Jeffrey Martin Added To Nevada's Black Book
Martin was one of four men convicted of theft and cheating at gambling in 2016 in Clark County District Court and sentenced to prison. The Nevada Gaming Commission voted unanimously Thursday to include Martin in the black book.
Raiders Stadium Timelapse
Construction on the new Raiders stadium continues in Las Vegas.
Buffalo Wild Wings security video
Security footage from a Buffalo Wild Wings restaurant in southwest Las Vegas captured a driver who repeatedly crashed into a vehicle in a failed attempt to squeeze into a tight parking spot.
The Magical Forest at Opportunity Village
Opportunity Village's Magical Forest added 1 million lights and a synchronized music show visible from all over the forest this year. The holiday attraction, which began in 1991, has a train, rides, food and entertainment along with the light displays. (Heidi Knapp Rinella/Las Vegas Review-Journal)
Navigating the new I-515 southbound to 215 Beltway ramp configuration
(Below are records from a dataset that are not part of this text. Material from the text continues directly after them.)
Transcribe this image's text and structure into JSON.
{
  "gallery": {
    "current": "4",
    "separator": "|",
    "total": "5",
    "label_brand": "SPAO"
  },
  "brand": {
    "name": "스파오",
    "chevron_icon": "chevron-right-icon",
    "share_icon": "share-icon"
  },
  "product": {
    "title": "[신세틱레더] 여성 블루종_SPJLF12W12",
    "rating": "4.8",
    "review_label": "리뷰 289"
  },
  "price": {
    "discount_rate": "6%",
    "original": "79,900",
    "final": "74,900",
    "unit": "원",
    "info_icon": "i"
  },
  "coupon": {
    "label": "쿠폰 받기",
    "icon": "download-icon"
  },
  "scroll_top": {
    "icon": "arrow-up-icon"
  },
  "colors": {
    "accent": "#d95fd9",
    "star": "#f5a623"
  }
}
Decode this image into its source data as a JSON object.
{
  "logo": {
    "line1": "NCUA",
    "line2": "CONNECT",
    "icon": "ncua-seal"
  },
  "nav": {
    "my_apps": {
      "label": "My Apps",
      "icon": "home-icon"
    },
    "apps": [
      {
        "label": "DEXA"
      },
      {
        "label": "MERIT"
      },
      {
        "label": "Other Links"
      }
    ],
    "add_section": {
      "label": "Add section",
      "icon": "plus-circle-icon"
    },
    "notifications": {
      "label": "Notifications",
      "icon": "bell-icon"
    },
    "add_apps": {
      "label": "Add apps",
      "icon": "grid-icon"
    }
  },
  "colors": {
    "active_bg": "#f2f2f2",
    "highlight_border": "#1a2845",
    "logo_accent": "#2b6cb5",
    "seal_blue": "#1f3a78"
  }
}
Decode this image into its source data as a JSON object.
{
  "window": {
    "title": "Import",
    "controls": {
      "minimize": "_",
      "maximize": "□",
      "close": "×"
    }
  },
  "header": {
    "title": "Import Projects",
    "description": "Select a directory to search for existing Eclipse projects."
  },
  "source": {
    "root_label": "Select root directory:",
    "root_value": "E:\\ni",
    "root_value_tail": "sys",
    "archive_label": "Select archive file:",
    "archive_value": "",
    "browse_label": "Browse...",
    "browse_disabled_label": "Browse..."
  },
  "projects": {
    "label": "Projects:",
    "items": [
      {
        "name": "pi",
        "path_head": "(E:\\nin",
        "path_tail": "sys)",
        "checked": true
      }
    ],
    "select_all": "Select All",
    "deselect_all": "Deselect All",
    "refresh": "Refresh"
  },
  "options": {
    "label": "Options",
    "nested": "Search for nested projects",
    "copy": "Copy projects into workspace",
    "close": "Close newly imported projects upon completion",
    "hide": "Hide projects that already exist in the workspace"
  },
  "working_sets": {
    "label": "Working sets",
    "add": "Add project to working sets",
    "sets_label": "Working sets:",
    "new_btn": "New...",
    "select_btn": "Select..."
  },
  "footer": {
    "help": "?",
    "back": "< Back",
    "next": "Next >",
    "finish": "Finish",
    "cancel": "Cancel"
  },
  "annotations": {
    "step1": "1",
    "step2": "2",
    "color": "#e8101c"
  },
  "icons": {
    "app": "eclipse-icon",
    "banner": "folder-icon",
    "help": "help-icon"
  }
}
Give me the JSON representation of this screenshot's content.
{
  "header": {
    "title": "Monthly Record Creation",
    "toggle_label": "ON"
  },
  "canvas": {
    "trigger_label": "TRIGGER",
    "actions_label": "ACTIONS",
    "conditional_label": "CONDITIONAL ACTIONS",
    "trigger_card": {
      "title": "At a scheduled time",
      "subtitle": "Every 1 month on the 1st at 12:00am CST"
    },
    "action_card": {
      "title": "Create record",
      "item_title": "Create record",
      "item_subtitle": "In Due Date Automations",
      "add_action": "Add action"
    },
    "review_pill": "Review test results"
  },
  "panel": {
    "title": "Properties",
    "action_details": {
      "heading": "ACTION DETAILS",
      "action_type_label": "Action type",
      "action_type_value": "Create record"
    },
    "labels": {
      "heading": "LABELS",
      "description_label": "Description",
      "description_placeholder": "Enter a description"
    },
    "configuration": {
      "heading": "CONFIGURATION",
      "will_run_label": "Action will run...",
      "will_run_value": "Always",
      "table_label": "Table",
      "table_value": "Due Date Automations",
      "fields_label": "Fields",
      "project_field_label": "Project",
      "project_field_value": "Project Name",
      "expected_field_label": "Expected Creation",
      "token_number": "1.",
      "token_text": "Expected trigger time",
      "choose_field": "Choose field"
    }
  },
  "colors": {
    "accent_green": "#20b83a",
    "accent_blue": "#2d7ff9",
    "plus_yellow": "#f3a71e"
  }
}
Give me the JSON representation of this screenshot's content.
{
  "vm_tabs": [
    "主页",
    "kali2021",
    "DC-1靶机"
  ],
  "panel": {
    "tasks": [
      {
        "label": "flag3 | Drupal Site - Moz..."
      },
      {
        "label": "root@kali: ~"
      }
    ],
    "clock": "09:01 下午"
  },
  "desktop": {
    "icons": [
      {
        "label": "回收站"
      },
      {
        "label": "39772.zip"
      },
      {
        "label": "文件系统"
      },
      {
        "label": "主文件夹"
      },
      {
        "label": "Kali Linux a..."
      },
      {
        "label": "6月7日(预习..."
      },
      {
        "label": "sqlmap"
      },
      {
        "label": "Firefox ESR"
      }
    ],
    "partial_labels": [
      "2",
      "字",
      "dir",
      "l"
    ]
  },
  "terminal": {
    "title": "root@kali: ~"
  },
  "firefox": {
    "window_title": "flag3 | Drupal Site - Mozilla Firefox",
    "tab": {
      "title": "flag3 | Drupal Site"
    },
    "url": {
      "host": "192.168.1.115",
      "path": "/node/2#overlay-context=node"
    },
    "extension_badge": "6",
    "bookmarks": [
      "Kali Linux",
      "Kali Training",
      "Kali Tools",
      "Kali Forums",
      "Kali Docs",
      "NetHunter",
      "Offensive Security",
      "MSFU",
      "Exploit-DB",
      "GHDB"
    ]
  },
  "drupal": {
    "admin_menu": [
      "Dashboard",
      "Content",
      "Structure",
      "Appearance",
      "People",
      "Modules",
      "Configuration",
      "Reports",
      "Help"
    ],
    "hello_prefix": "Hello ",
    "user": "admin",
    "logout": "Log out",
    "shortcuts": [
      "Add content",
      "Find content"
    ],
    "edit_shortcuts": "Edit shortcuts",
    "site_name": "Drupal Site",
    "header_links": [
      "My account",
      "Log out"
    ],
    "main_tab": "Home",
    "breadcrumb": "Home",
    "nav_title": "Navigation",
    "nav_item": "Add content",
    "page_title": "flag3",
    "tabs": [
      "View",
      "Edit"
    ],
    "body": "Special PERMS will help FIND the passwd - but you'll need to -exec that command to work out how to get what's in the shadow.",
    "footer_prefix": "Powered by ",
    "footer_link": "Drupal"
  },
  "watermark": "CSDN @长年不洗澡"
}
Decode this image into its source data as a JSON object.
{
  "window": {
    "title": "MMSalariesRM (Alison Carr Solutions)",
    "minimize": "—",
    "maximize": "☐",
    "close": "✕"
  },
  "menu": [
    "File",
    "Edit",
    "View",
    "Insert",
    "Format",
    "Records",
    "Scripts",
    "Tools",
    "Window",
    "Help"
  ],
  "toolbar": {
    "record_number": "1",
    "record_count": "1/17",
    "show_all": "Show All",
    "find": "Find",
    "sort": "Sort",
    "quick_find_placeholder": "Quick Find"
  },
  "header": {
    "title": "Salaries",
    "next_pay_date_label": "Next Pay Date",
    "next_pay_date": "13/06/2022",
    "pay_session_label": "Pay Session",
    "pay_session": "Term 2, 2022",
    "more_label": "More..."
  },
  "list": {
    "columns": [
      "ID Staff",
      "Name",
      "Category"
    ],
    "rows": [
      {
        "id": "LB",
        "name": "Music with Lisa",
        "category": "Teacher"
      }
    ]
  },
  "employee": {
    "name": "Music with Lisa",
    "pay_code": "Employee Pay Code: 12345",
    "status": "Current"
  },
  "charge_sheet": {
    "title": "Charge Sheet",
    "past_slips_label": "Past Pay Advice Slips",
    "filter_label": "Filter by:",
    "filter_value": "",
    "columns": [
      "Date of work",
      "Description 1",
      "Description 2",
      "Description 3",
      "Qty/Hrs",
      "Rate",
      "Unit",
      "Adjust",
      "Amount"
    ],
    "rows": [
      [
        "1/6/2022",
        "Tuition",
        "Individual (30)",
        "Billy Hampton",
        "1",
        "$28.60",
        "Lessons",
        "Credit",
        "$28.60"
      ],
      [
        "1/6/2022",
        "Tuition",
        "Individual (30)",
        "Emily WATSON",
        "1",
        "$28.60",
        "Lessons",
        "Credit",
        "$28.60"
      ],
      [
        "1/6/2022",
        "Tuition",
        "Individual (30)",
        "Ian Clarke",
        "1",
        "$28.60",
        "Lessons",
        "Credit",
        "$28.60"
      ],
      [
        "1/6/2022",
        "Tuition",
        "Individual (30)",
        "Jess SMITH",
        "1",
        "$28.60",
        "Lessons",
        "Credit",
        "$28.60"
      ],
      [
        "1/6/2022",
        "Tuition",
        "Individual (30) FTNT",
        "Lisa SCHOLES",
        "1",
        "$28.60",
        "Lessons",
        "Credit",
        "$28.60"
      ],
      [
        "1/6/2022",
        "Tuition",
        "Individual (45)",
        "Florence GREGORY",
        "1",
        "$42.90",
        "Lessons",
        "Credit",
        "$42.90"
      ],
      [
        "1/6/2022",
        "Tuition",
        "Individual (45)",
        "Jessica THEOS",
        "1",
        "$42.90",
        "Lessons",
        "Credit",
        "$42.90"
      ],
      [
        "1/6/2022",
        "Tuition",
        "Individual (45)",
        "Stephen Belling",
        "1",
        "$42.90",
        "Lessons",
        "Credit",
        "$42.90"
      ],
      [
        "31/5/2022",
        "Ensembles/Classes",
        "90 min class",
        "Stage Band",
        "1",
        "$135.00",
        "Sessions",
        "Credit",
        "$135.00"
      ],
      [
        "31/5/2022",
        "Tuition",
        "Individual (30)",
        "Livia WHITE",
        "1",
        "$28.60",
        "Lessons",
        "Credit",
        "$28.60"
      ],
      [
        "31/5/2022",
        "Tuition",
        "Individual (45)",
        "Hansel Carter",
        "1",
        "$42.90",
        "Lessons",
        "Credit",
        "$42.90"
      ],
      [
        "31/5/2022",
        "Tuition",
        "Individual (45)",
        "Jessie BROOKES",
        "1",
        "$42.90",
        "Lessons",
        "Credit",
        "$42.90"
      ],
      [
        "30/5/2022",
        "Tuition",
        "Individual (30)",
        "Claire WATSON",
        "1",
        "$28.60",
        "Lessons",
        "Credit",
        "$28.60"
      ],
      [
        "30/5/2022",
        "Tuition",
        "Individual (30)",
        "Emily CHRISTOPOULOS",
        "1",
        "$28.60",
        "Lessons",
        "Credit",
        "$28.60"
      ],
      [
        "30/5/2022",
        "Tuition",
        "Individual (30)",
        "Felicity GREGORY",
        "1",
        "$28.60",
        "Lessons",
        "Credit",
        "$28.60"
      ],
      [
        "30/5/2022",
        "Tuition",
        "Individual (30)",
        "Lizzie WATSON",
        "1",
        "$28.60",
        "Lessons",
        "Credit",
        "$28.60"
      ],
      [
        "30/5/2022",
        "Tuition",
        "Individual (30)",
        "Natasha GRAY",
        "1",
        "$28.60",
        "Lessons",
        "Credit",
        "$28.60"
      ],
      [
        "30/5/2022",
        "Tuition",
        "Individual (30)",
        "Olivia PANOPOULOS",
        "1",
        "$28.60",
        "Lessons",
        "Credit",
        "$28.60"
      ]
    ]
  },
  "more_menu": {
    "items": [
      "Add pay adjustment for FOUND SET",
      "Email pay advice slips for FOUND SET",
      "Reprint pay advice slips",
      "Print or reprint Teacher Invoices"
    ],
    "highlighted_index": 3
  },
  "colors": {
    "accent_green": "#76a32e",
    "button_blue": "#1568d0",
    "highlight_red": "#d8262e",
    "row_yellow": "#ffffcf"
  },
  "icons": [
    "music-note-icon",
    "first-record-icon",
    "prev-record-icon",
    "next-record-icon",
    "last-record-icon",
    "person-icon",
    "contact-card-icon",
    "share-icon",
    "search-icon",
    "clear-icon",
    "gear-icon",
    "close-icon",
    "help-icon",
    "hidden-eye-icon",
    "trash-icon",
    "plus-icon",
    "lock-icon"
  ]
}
After opening at 5 a.m. Tuesday, Dec. 18, 2018, the new Interstate 515 southbound to the 215 Beltway westbound freeway ramp configuration caused confusion amongst motorist. Here’s how to navigate the new ramp. (Mick Akers/ Las Vegas Review-Journal).
A record breaking donation of nearly $9 million to Girls Scouts of Southern Nevada
A record breaking donation of property valued at nearly $9 million was made to the Girls Scouts of Southern Nevada by the Charles and Phyllis M. Frias Charitable Trust. Bizuayehu Tesfaye/Las Vegas Review-Journal. @bizutesfaye
Kerry Clasby thanks the community for support after California fire damage
Intuitive Forager Kerry Clasby talks about the lessons of accepting help as she has gone through the Woolsey Fire disaster, in which she lost many of her belongings. About 100 people were on hand for an event that raised about $7,000.
TOP NEWS
News Headlines
ad-infeed_1
ads_infeed_2
Local Spotlight
Home Front Page Footer Listing
Circular
You May Like

You May Like